Records from a dataset
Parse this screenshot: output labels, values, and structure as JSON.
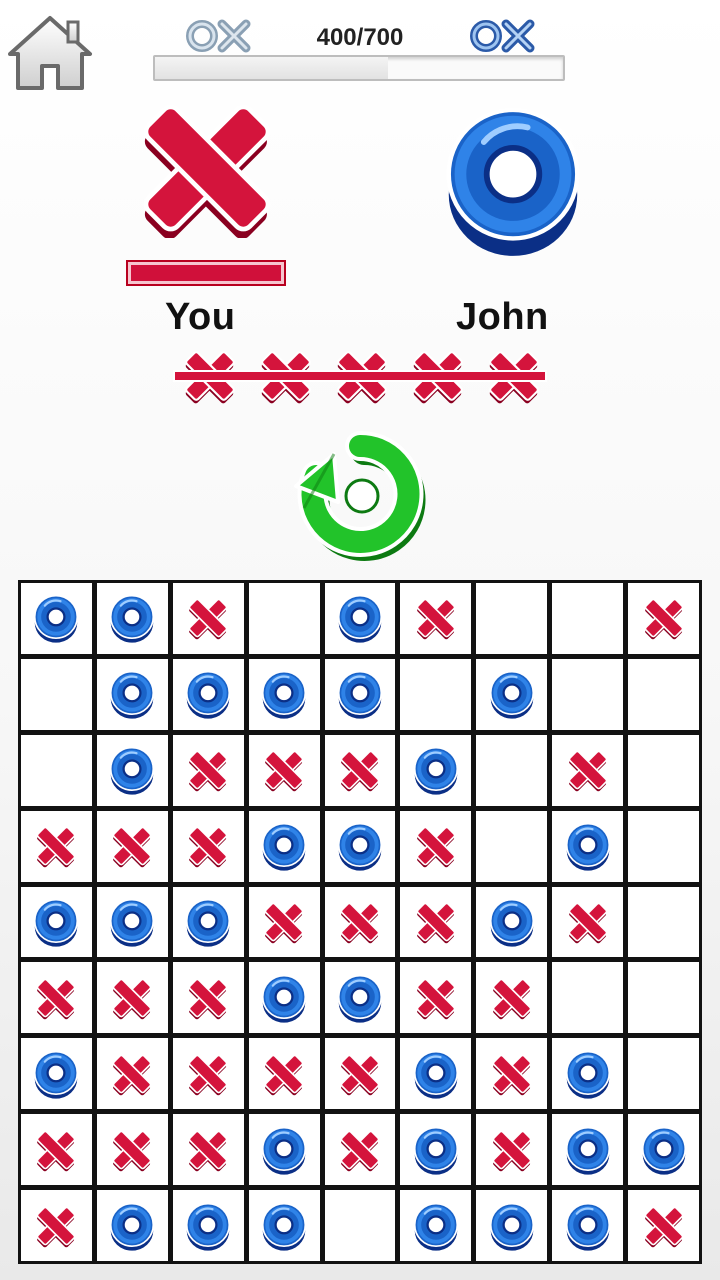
{
  "header": {
    "home_icon": "home-icon",
    "logo_left": "ox-logo",
    "logo_right": "ox-logo",
    "score_text": "400/700",
    "progress_fraction": 0.571
  },
  "players": {
    "you": {
      "name": "You",
      "symbol": "X",
      "color": "#d4143c",
      "active": true
    },
    "opponent": {
      "name": "John",
      "symbol": "O",
      "color": "#1a63c8"
    }
  },
  "win_streak": {
    "count": 5,
    "symbol": "X",
    "icon": "x-mark-icon"
  },
  "restart_icon": "restart-arrow-icon",
  "colors": {
    "x": "#d4143c",
    "o": "#1a63c8",
    "restart": "#22c32a"
  },
  "board": [
    [
      "O",
      "O",
      "X",
      "",
      "O",
      "X",
      "",
      "",
      "X"
    ],
    [
      "",
      "O",
      "O",
      "O",
      "O",
      "",
      "O",
      "",
      ""
    ],
    [
      "",
      "O",
      "X",
      "X",
      "X",
      "O",
      "",
      "X",
      ""
    ],
    [
      "X",
      "X",
      "X",
      "O",
      "O",
      "X",
      "",
      "O",
      ""
    ],
    [
      "O",
      "O",
      "O",
      "X",
      "X",
      "X",
      "O",
      "X",
      ""
    ],
    [
      "X",
      "X",
      "X",
      "O",
      "O",
      "X",
      "X",
      "",
      ""
    ],
    [
      "O",
      "X",
      "X",
      "X",
      "X",
      "O",
      "X",
      "O",
      ""
    ],
    [
      "X",
      "X",
      "X",
      "O",
      "X",
      "O",
      "X",
      "O",
      "O"
    ],
    [
      "X",
      "O",
      "O",
      "O",
      "",
      "O",
      "O",
      "O",
      "X"
    ]
  ]
}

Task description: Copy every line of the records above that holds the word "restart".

Final answer:
  "restart_icon": "restart-arrow-icon",
    "restart": "#22c32a"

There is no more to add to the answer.